I remember a grieving mother who couldn't afford to bury her son that had been killed by a drunk driver. So, I left the air at the end of the show, gathered the listeners, and raised enough money to keep the county from having to bury him. Handing that mother a canvas bag full of cash was a real moment.
Singing the National Anthem at Atlanta Motor Speedway for the huge NASCAR race in the spring of '01 was something not many morning guys get to do. I got email from Korea after that one. There were 200,000 people there, and Lord only knows how many watching.
Singing the Anthem at the Peach Bowl two consecutive years was pretty cool, too. As well as doing it 15 times for the Braves, & several times for the Atlanta Hawks & Thrashers.
Being on CBS television and receiving the Academy of Country Music DJ of the Year Award is something I ought to include in my diary too, don't you think?
Going back over your career, is there anything you'd do differently?
I believe anybody that's been doing anything for this long would look back, and see the things they would have changed. I easily admit that's true for me. I'm sure there have been people I've hurt I didn't mean to hurt, things I've let go of that I should have held onto, and things I've held on to, I should have let go. No doubt, there have been times I've turned left when turning right would have made more sense, looking back. Then again, my wife's grandfather told her, "Things are the way they are because that's the way they're supposed to be."Whatever it is I would have changed or done differently, here I am, with a great family, people I love working with, and a radio family that loves me & let's me love them back. I'm fine.
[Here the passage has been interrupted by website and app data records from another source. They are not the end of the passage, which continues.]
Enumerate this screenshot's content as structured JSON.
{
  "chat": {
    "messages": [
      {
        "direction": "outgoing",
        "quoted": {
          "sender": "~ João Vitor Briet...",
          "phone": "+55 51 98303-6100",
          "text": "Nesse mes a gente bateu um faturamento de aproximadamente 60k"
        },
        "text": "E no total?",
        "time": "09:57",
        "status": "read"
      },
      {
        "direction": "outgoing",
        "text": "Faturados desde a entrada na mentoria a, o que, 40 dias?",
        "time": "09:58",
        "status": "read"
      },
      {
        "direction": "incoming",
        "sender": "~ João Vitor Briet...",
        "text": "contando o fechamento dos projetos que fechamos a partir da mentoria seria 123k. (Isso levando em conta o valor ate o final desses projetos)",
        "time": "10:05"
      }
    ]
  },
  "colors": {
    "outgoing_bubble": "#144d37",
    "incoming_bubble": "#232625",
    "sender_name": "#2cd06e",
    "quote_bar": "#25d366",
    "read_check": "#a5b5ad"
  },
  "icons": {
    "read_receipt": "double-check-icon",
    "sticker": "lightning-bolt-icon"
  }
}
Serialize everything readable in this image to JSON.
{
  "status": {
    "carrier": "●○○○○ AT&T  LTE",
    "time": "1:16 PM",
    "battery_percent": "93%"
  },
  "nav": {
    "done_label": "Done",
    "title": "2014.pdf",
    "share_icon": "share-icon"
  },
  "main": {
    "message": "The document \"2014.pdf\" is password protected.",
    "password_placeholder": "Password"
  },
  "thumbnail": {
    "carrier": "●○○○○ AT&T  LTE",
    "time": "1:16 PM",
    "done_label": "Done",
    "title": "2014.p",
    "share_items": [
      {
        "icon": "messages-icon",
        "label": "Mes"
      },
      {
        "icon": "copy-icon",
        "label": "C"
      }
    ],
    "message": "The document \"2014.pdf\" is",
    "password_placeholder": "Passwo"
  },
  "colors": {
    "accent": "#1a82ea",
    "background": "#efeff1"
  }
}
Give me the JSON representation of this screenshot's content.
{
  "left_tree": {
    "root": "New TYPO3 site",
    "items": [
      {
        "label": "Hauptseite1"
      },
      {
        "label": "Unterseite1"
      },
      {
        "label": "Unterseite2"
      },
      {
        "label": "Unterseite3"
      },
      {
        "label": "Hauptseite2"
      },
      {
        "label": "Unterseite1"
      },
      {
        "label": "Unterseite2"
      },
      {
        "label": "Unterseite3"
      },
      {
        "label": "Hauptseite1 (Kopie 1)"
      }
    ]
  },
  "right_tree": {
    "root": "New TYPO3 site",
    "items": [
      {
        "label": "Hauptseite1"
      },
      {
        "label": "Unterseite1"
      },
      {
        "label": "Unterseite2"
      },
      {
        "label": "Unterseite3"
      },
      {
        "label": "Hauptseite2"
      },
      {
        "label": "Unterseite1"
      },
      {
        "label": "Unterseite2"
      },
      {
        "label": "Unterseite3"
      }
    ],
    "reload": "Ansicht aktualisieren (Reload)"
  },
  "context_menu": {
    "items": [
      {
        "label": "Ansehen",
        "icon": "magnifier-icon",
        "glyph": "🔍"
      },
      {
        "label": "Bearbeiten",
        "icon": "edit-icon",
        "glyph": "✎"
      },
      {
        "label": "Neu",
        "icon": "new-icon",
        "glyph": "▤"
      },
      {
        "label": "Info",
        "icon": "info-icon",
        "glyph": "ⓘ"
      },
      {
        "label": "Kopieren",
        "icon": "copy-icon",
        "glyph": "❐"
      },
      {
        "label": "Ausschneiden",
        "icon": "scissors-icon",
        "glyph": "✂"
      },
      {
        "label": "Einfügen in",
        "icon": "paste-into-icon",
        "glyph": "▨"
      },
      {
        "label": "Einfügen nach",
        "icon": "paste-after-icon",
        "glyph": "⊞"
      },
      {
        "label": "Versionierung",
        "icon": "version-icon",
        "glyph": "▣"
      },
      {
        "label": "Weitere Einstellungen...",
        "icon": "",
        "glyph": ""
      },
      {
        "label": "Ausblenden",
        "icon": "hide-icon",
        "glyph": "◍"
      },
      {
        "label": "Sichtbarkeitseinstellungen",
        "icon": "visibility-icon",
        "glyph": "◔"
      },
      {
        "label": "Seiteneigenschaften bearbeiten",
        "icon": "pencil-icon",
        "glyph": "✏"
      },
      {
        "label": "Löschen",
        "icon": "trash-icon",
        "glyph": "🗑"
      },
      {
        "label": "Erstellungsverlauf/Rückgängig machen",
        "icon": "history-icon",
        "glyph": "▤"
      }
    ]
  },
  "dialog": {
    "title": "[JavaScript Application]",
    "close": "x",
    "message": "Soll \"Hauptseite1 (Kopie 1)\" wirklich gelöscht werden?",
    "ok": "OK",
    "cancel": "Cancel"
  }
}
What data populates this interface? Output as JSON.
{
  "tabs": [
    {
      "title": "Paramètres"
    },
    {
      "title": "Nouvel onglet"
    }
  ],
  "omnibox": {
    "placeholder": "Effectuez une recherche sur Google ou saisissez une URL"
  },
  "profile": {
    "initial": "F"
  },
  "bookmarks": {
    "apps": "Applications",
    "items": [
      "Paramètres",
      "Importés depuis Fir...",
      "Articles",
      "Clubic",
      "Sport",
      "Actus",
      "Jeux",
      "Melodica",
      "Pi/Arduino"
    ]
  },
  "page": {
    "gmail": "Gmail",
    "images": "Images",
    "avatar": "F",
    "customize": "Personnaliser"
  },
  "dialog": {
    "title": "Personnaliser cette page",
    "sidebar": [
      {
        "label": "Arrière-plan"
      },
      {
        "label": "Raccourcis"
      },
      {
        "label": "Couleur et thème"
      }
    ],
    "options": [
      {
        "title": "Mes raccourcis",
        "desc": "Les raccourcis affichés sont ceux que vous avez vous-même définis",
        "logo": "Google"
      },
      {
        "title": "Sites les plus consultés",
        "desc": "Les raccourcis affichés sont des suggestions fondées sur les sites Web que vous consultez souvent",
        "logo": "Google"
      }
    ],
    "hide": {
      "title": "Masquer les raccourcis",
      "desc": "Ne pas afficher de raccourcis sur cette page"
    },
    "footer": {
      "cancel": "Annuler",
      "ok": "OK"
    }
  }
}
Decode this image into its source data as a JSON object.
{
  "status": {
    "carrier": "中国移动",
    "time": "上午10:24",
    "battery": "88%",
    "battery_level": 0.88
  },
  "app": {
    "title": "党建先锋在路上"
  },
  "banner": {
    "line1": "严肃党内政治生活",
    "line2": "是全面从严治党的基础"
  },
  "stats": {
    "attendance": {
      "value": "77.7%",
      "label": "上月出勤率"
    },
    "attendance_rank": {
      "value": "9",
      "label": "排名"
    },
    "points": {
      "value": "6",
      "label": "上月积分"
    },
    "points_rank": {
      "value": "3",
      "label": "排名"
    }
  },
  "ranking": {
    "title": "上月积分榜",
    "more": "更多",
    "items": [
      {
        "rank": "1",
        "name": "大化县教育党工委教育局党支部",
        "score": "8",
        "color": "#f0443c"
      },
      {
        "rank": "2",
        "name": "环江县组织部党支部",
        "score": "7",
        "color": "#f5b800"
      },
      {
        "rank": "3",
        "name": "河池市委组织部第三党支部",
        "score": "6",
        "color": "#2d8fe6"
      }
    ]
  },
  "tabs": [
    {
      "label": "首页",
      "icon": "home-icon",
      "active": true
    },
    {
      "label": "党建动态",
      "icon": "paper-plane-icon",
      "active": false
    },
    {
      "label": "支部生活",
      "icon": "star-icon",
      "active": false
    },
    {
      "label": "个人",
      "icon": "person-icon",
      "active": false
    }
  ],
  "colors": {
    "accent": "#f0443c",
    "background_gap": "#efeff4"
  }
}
And what about home-growing your own show, if there's someone reading this that would like to try it themselves, what do they need to know, i.e., start-up costs, how many stations to see daylight, best business model, etc.
Paul Stone, former owner of WNGC & Southern Broadcasting asked about my plans for life after KICKS. I grinned and told this powerful & wealthy man that I was going to start my own independent network, and he said to me, "Moby, that is a monumental undertaking."I told him I understood that, but I was dedicated to it. Had we have known how right he was, we might not have done it. It sure the heck ain't been easy. This, far and away, has been the most difficult thing I've ever attempted. Over the years, many have tried this, and few have succeeded. It's like I tell young artists with stars in their eyes, "You're not going to make it. You'll fail, and regret having tried. If those words dampen your fire to do it, then I'm absolutely right." We made the decision to try, yet to be prepared to fail, but we would never have that wonder of what would it have been like.
What they need to know? Close your eyes and just do it if you think you got the balls.
Start up costs? Many times more than you would ever have projected.
How many stations before you launch ? Fewer than you would think you would, or should have.
Best business model? Understand that many before you have tried and failed, but that wasn't you, and you'll never know unless you go to the deep end of the pool and jump in. Don't forget to hold your breath, and good luck.